# Given records:
####################

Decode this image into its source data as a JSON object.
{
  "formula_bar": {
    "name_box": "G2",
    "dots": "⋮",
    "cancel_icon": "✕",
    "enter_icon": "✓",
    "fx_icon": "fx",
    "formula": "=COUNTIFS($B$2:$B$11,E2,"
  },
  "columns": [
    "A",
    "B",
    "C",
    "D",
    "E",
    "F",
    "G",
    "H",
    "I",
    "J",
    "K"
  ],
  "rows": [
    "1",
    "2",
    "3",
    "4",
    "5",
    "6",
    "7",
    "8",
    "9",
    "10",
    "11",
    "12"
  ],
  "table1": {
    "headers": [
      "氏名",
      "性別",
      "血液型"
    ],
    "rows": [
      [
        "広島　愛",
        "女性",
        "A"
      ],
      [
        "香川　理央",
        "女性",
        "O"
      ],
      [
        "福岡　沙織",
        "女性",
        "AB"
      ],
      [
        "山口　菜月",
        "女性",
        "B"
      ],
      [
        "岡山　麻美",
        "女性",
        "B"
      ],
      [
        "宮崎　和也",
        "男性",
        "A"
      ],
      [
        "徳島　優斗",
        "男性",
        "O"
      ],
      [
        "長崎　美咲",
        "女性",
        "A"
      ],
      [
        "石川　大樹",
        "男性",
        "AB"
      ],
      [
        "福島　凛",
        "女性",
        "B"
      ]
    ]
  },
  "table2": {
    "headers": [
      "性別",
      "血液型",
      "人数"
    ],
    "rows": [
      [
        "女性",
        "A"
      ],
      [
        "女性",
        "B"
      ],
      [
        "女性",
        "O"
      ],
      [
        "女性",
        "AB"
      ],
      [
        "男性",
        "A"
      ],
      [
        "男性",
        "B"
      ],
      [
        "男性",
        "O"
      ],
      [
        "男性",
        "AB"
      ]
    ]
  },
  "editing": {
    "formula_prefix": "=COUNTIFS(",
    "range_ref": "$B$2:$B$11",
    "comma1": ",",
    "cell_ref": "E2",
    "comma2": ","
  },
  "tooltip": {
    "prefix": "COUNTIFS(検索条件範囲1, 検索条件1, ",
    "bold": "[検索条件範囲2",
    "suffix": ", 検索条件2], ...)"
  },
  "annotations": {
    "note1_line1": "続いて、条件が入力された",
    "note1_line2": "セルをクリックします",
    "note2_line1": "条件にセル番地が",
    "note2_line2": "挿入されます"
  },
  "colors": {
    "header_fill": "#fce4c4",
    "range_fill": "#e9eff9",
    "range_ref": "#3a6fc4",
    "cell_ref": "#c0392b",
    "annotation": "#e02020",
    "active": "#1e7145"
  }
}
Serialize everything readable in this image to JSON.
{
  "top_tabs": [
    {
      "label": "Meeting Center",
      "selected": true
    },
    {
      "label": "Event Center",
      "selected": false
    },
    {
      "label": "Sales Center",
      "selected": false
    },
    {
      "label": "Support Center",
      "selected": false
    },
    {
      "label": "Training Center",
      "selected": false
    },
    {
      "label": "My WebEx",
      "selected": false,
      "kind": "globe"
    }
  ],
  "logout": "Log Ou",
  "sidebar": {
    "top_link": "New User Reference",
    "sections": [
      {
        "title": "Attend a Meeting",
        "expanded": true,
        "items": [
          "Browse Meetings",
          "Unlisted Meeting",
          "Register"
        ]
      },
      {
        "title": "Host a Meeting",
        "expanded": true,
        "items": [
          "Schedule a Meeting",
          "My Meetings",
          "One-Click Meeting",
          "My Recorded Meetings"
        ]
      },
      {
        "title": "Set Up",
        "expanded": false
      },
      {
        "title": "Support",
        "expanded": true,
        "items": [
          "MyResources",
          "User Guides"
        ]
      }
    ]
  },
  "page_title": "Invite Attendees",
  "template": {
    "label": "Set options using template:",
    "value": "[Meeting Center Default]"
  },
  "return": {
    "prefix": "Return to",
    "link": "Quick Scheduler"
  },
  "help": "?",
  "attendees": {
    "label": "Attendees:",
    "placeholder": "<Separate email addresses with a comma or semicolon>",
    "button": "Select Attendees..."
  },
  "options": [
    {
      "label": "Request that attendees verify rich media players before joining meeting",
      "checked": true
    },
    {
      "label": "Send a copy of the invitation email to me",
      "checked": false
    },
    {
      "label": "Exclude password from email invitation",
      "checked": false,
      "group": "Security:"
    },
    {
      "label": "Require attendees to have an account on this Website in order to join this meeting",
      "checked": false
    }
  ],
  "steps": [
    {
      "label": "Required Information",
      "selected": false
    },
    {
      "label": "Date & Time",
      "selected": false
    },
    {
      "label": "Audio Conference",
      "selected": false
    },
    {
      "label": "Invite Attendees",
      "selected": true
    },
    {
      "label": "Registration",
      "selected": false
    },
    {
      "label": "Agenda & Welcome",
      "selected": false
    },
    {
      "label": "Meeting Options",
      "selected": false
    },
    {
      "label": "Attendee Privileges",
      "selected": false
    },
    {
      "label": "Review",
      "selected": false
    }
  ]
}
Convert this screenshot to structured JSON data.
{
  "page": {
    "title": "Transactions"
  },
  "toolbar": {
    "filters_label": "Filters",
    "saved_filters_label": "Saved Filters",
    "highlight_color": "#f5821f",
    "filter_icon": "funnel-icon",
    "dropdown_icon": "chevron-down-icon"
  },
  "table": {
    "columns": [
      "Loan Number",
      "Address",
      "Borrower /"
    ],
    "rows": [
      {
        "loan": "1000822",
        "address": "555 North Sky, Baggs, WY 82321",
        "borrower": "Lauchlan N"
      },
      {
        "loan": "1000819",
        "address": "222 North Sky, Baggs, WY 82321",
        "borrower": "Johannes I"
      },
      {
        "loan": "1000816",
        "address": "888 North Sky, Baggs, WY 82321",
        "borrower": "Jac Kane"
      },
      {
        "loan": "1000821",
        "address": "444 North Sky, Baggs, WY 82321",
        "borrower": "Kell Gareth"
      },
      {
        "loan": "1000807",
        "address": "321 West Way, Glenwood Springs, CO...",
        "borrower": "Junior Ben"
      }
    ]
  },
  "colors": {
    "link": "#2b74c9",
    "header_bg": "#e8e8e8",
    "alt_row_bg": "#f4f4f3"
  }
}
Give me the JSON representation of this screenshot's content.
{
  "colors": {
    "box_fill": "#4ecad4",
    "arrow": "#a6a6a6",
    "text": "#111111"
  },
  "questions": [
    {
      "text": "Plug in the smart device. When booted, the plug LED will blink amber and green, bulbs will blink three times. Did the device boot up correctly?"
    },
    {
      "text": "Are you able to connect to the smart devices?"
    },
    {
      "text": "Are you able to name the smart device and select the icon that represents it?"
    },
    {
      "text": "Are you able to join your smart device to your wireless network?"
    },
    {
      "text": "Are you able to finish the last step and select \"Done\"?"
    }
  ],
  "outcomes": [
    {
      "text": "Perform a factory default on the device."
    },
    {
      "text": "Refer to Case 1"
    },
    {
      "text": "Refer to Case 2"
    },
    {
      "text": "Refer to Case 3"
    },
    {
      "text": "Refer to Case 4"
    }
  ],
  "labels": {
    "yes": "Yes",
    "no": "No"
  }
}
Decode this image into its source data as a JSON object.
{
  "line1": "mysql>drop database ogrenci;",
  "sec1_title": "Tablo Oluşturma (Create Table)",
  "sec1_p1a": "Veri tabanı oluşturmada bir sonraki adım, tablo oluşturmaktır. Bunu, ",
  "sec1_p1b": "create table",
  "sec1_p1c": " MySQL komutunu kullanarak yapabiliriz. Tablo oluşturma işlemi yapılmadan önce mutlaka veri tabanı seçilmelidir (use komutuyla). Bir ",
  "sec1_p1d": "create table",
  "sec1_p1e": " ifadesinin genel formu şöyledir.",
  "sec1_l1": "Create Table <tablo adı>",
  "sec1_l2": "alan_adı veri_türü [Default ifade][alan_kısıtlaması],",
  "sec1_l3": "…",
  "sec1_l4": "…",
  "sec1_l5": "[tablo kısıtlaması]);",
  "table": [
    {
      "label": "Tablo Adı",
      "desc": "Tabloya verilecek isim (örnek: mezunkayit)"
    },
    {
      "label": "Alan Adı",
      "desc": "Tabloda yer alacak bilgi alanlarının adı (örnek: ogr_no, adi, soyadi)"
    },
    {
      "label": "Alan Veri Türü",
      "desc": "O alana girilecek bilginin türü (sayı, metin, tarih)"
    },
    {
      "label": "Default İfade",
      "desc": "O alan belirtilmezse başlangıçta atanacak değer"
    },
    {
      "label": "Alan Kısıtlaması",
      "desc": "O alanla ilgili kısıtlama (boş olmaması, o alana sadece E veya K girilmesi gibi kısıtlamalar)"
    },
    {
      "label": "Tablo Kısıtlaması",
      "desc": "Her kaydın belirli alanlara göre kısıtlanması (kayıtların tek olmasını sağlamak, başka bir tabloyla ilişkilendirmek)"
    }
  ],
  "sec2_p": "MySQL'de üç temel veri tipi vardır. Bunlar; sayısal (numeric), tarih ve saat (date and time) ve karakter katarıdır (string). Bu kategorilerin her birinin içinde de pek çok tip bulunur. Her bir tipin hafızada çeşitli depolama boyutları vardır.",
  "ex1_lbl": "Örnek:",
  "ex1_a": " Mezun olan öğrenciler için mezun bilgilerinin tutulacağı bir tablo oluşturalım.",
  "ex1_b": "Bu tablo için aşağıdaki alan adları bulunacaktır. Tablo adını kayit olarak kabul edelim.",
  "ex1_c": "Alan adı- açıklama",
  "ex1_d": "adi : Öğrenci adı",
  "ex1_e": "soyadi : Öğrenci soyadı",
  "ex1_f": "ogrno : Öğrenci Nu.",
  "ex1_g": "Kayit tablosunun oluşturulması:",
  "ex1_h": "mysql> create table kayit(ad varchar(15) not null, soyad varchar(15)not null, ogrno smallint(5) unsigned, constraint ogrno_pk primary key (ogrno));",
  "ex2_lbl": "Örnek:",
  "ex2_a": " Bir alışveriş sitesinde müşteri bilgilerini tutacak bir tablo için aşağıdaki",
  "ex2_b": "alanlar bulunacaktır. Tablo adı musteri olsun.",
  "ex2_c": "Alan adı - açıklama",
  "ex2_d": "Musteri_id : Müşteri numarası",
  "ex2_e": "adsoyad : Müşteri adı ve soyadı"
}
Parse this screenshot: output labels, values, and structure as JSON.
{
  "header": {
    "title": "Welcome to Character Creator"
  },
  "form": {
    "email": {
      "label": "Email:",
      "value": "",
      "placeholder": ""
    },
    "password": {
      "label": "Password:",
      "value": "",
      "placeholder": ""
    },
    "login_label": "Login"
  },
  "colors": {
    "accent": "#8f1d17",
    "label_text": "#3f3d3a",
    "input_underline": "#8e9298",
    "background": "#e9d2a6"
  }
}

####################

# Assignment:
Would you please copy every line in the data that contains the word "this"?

# Solution to the exercise:
Decode this image into its source data as a JSON object.
Serialize everything readable in this image to JSON.
      "label": "Require attendees to have an account on this Website in order to join this meeting",
Convert this screenshot to structured JSON data.
Give me the JSON representation of this screenshot's content.
Decode this image into its source data as a JSON object.
Parse this screenshot: output labels, values, and structure as JSON.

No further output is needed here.